#### [What you should do]
Reproduce the records below exactly as shown.

= Beginning of Section =

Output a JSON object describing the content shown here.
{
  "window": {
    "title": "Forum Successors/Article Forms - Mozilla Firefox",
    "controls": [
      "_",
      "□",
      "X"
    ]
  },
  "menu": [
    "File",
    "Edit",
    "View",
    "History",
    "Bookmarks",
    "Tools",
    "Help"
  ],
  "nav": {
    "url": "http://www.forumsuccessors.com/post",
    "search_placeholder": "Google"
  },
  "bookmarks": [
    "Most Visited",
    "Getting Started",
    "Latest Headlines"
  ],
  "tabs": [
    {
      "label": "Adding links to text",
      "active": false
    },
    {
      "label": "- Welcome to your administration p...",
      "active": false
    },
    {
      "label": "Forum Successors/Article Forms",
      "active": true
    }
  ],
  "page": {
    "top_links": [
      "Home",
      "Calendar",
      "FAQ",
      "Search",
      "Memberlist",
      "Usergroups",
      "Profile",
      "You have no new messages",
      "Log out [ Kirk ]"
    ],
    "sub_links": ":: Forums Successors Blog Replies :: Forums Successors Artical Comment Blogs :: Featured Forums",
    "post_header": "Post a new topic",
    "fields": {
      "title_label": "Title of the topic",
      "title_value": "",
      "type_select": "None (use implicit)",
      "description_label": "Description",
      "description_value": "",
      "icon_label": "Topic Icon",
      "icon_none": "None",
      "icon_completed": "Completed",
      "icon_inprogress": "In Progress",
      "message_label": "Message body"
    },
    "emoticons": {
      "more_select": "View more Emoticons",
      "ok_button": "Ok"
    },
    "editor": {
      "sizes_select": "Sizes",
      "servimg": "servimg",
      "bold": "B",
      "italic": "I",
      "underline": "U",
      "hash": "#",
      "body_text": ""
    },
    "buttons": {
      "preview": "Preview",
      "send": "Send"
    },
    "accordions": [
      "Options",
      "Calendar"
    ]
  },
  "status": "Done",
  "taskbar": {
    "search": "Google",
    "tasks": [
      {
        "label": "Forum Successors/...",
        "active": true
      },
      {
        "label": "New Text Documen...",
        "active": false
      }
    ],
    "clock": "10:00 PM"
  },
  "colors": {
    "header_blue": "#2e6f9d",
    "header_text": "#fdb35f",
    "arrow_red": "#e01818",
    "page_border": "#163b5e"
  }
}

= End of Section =

#### [Exercise solution]
Output a JSON object describing the content shown here.
{
  "window": {
    "title": "Forum Successors/Article Forms - Mozilla Firefox",
    "controls": [
      "_",
      "□",
      "X"
    ]
  },
  "menu": [
    "File",
    "Edit",
    "View",
    "History",
    "Bookmarks",
    "Tools",
    "Help"
  ],
  "nav": {
    "url": "http://www.forumsuccessors.com/post",
    "search_placeholder": "Google"
  },
  "bookmarks": [
    "Most Visited",
    "Getting Started",
    "Latest Headlines"
  ],
  "tabs": [
    {
      "label": "Adding links to text",
      "active": false
    },
    {
      "label": "- Welcome to your administration p...",
      "active": false
    },
    {
      "label": "Forum Successors/Article Forms",
      "active": true
    }
  ],
  "page": {
    "top_links": [
      "Home",
      "Calendar",
      "FAQ",
      "Search",
      "Memberlist",
      "Usergroups",
      "Profile",
      "You have no new messages",
      "Log out [ Kirk ]"
    ],
    "sub_links": ":: Forums Successors Blog Replies :: Forums Successors Artical Comment Blogs :: Featured Forums",
    "post_header": "Post a new topic",
    "fields": {
      "title_label": "Title of the topic",
      "title_value": "",
      "type_select": "None (use implicit)",
      "description_label": "Description",
      "description_value": "",
      "icon_label": "Topic Icon",
      "icon_none": "None",
      "icon_completed": "Completed",
      "icon_inprogress": "In Progress",
      "message_label": "Message body"
    },
    "emoticons": {
      "more_select": "View more Emoticons",
      "ok_button": "Ok"
    },
    "editor": {
      "sizes_select": "Sizes",
      "servimg": "servimg",
      "bold": "B",
      "italic": "I",
      "underline": "U",
      "hash": "#",
      "body_text": ""
    },
    "buttons": {
      "preview": "Preview",
      "send": "Send"
    },
    "accordions": [
      "Options",
      "Calendar"
    ]
  },
  "status": "Done",
  "taskbar": {
    "search": "Google",
    "tasks": [
      {
        "label": "Forum Successors/...",
        "active": true
      },
      {
        "label": "New Text Documen...",
        "active": false
      }
    ],
    "clock": "10:00 PM"
  },
  "colors": {
    "header_blue": "#2e6f9d",
    "header_text": "#fdb35f",
    "arrow_red": "#e01818",
    "page_border": "#163b5e"
  }
}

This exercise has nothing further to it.